Place of origin is when the buyer assumes ownership of the shipment as soon as it’s picked up by the carrier and the bill of lading has been signed off on. On the other hand, place of destination assumes the seller owns and controls the goods until they have been delivered. Both place of origin and place of destination denote who actually takes responsibility for the freight at any given point in time. Next, let’s look at collect vs prepaid.

Freight collect simply means that the receiver of the freight is liable for all freight charges. Freight collect also assumes that the receiver is responsible for handling damage and loss claims. In contrast, freight prepaid is when the shipper or seller pays all shipping costs, including damage and loss expenses.

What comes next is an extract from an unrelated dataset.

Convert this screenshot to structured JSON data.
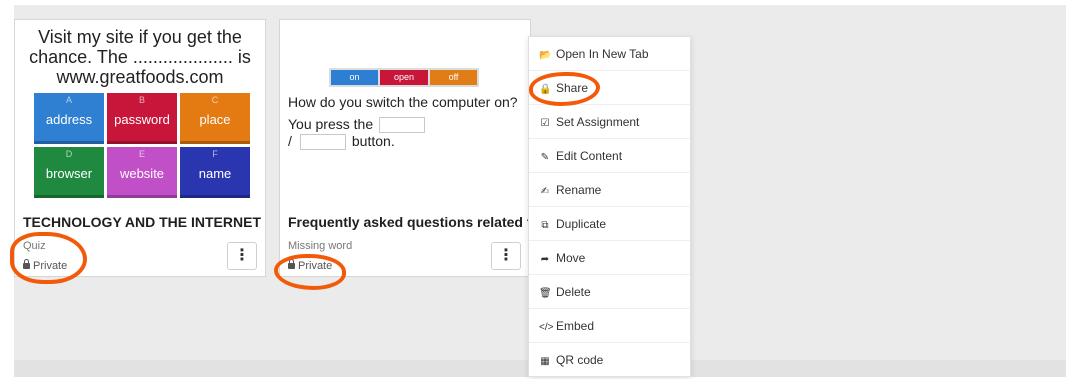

Now that you understand the various FOB terms, let’s put it all together. The following are different ways FOB is used in shipping.

1| FOB [Place of Origin], Freight Collect

FOB [Plave of Origin], Freight collect assumes that the buyer:

  1. Pays all freight charges
  2. Bears freight charges
  3. Owns the goods in transit
  4. Files claims

2| FOB [Place of Origin], Freight Prepaid

FOB origin, freight prepaid assumes the following:

  1. Seller pays all freight charges
  2. Seller bears all freight charges
  3. Buyer owns goods while in transit
  4. Buyer files claims

3| FOB [Place of Destination], Freight Collect

FOB destination, freight collect goes as follows:

  1. Buyer pays freight charges
  2. Buyer bears freight charges
  3. Seller owns goods in transit
  4. Seller files any claims

4| FOB [Place of Destination], Freight Prepaid

FOB place of destination, freight prepaid states that the seller is responsible for:

  1. Paying all freight charges
  2. Bearing freight charges
  3. Owning goods in transit
  4. Filing insurance claims

By now you should know what the actual FOB meaning is. If you still have questions about FOB, uShip can help. With uShip, you save money, time, and eliminate stress. Get low rates from top carriers, free rebill audits, national and regional coverage, and much more.